Food Ingredients First (Holanda)

Study develops recipe combining chickpea flour and psyllium for gluten-free bread

Publicado em 23 julho 2021

23 Jul 2021 --- A recipe combining chickpea flour and psyllium, a plant-derived soluble fiber, has been developed by the Federal University of São Paulo, Brazil. A nutritionist at the university is pursuing a study line that focuses on improving gluten-free products in the country.

“We succeeded in producing bread with 17 percent psyllium. Because it absorbs water, dough made with psyllium can be molded into many shapes, just like rolls and loaves made with conventional wheat flour,” says Vanessa Dias Capriles, a professor in the Department of Biosciences at the university.

Psyllium is a fibrous material made from husks of the seeds of the plant Plantago ovata. It was used to increase the fiber content as it is hygroscopic and expands to form a gelatinous mass when mixed with water.

“In more recent studies, we associated psyllium with chickpea flour and obtained surprisingly good results. Besides high acceptability and nutritiousness, its advantages include a low glycemic response [it does not raise blood sugar significantly] and heightened satiety in healthy people,” adds Capriles.

“Another fascinating point is that it maintained its acceptability even after being stored at room temperature for seven days.”

Psyllium is a popular choice among consumers looking for functional meals, and it’s frequently recommended for constipation, diabetes and atherosclerosis.

The São Paulo Research Foundation (FAPESP) sponsors Capriles research through Young Investigator and Multiuser Equipment grants. So far, 14 articles have been published in scientific journals as a result of the research. The most recent journal is published in Foods.

The need for gluten-free

Gluten is a protein complex present in wheat, rye and barley cereals. It gives dough its elastic structure, allowing loaves and rolls to be baked into various forms while staying flexible and crusty. When combined with preservatives, it also extends the shelf life of bread at room temperature.Click to EnlargePsyllium is a prominent ingredient in functional foods, and it’s regularly advised for constipation, diabetes, and atherosclerosis.

Gluten intolerance has spread globally, and gluten-free products are becoming increasingly popular. The issue is that most gluten-free products on the market fall short of consumers’ expectations in terms of appearance, aroma, flavor and durability.

Three conditions are currently recognized as grounds for prescribing a gluten-free diet: “celiac disease, wheat allergy, and non-celiac gluten sensitivity,” Capriles says.

Celiac disease is a chronic dysfunction of genetic origin that affects 1.4 percent of the world population and can lead to multisystem disorders, with severe complications when left untreated Capriles says.

“Wheat allergy is an immune reaction to the proteins in wheat.

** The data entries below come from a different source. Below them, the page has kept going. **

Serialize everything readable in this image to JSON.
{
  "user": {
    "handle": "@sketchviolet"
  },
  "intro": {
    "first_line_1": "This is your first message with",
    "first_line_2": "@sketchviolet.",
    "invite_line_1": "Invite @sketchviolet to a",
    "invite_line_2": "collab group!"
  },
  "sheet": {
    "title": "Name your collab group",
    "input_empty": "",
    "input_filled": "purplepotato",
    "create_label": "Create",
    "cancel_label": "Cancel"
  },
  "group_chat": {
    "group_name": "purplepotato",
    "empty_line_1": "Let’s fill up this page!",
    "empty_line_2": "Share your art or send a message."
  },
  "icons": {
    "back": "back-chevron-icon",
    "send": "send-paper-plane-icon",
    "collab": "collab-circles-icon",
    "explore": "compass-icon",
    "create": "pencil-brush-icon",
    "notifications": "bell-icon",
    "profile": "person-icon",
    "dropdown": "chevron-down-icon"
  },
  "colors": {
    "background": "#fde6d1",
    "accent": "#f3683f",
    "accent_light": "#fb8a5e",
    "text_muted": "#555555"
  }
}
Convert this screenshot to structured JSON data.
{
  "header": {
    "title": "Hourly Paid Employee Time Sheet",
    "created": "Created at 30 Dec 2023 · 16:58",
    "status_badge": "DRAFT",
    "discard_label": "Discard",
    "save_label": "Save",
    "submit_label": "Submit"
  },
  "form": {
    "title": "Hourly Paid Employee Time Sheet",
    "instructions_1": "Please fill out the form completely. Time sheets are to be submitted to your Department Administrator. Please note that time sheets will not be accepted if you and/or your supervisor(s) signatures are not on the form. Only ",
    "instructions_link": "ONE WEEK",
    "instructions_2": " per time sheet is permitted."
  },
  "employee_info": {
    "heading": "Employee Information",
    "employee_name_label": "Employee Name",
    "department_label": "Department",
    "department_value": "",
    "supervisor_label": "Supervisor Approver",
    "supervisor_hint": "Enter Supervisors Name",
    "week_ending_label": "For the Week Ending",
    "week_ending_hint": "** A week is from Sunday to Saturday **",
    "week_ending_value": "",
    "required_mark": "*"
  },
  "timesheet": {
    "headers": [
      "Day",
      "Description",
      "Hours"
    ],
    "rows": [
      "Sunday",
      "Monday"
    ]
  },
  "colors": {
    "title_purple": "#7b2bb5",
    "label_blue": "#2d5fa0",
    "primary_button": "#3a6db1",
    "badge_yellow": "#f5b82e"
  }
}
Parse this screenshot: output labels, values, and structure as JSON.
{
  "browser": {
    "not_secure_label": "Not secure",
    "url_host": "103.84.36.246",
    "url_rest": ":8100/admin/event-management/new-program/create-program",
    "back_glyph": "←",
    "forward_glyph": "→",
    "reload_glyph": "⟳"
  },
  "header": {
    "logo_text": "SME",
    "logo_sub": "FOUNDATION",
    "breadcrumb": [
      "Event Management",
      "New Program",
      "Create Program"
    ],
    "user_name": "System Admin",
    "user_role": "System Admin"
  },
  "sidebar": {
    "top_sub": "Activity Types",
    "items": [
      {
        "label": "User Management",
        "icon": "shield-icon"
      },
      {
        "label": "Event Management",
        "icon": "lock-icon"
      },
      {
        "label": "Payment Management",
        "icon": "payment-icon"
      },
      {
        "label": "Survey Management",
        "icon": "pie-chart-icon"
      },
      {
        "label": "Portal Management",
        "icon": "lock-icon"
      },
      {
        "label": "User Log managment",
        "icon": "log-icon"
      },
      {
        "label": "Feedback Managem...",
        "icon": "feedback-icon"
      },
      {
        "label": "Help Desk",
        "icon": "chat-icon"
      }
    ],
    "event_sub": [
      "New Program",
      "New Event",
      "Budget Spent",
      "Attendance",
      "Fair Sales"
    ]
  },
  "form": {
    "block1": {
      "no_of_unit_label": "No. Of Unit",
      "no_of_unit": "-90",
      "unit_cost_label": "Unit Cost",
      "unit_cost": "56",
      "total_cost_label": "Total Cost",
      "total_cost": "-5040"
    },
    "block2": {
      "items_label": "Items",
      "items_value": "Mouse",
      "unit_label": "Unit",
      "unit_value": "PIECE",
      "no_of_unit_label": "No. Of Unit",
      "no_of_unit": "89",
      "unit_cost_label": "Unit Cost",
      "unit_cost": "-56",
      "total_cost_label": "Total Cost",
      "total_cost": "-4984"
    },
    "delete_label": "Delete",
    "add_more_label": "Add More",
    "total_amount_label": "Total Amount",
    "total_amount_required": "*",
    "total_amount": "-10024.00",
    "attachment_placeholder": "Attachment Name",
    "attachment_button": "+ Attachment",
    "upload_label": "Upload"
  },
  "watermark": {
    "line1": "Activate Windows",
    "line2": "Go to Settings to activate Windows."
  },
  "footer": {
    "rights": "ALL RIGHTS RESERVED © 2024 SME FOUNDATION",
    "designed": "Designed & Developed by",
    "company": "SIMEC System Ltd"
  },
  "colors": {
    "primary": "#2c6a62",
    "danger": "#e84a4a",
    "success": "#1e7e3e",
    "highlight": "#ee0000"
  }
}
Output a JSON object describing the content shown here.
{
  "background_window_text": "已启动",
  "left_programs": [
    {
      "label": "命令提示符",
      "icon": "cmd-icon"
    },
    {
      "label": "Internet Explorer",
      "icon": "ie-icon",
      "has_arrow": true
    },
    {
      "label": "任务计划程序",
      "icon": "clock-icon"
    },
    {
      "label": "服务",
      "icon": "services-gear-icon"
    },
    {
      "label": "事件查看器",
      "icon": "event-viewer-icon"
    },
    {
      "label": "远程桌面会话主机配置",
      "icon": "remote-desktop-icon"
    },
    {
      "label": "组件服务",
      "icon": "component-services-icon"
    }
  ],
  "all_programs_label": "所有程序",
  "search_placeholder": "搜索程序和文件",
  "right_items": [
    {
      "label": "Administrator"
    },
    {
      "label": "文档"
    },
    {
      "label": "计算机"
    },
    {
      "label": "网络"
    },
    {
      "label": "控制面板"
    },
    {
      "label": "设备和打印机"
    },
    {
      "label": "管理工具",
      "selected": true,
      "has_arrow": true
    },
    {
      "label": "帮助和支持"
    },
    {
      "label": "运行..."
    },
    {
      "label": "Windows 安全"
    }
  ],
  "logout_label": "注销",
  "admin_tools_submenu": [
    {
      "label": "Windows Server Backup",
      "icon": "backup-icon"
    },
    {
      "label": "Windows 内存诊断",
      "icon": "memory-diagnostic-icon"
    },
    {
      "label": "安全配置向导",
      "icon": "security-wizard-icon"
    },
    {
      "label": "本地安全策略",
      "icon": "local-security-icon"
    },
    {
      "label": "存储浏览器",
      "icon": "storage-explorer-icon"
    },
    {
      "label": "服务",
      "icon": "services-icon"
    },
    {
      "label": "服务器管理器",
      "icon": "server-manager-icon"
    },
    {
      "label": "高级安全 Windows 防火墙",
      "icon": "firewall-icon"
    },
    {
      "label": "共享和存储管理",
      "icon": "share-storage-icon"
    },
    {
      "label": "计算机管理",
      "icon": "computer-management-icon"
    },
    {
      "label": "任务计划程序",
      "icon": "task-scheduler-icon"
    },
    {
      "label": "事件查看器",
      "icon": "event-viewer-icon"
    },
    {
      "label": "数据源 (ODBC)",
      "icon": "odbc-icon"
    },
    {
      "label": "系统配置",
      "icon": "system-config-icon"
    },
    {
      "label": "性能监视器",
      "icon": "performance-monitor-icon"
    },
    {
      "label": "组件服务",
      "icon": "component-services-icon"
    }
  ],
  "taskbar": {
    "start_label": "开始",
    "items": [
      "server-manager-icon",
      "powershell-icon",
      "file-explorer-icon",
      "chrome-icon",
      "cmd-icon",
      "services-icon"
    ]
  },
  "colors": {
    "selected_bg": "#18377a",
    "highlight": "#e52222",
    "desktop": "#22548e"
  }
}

Non-celiac gluten sensitivity is a condition that can be caused by gluten or other components of wheat such as rapidly fermentable carbohydrates,” she continues.

Non-celiac gluten sensitivity, although having similar symptoms to celiac disease, does not cause severe complications.

Psyllium potential

Industry players have added psyllium into their food and beverage products.

In this space, the Nutritude range of Super Flours is manufactured with plants, botanicals, and pulses that can help enhance Nutri-score ratings. One of its lines consists of wheat bran and psyllium fiber for comfort, in the health and wellness trend.

Meanwhile, JRS Food Ingredients offers various dietary fibers, such as organic apple fiber, natural psyllium, and bamboo fiber, that combine distinct functional performance with nutritional benefits, making them suitable for gluten-free goods.

Bellway, a natural fiber company based in the US, released a soluble fiber appropriate for keto, paleo, and gluten-free diets that contain psyllium.

Psyllium is known for its potential to boost increased immunity, clearer skin, and a better mood by supporting healthy bacteria in the gut.

By Nicole Kerr